How was the process of judging the designs? Were there clear favourites from the beginning or was it a struggle to select the winners?

It was the first time this year that commercial and boutique brands went head to head, which for me was really exciting. I saw an amazing array of products eclectic in nature and the competition between boutique and commercial brands was very strong. Over the years we have seen a lot of innovation in the labels and names used by brands old and new.  The judge’s choice of Australia’s Best Wine Bottle was almost unanimous.

What do you think the role of design is in the wine industry?

The design role in the wine industry is extremely important as it assists the consumer to make their choice in a market where there is abundance available. Packaging makes the consumer feel comfortable in their selection and most wine companies know the imperative of over delivering on wine particularly if it wears a fancy package.  New brands to the market don’t have the history like Penfolds or Petaluma so they don’t need to dress their brands up because they are iconic. 

Your own label has produced some innovatively designed wines, how hands on were you in the design process? What were some of the considerations/aims when designing the wines?

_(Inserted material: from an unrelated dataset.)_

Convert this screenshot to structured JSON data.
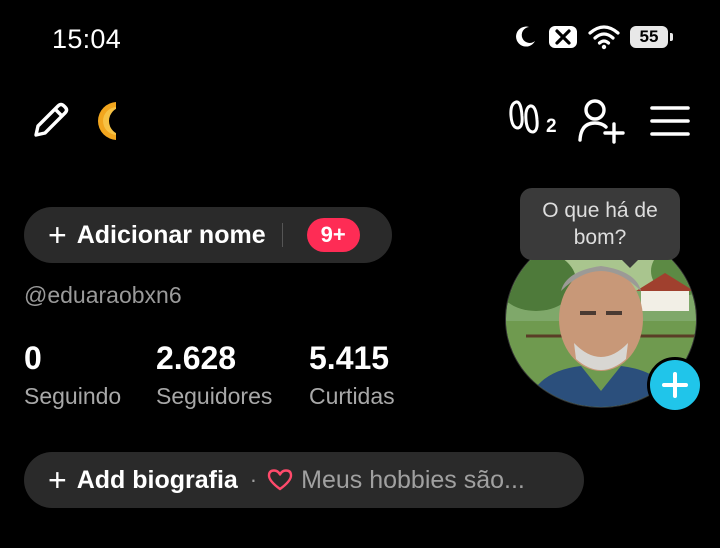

I am extremely hands on when it comes to packaging. It’s my thing. My first successful package was inspired by a metal lid that I noticed on a cigar box. I’d always wanted to find a material that wasn’t paper. Did you know that 95% of wine labels are made with paper? It’s with my metal labels that I went on to win the global packaging award.

Where do you see wine design going in the future?

Labels will trend back to traditional looks as will bottles.

What is your favourite wine bottle design?

It would be the “Two” bottle from Bruni Glass

In the eternal polemic between cork, screw-top, plastic cork, glass stopper etc., where do you stand?

I love cork. I love glass stoppers but it’s misunderstood. Screw cap is the best solution to the cork problem. Plastic – no comment.

What are your 3 favourite wine-related accessories?

  1. Pewter Moet Chandon icebucket
  2. Decanter that was given to me by the Wine Communicators of Australia Young Guns and Gurus Program.
  3. Antique Vermouth dropper

 As wine is your art, what is your creative philosophy?

“Less is more” – Ludwig Mies van der Rohe  (German American architect)

Photography: Jason Loucas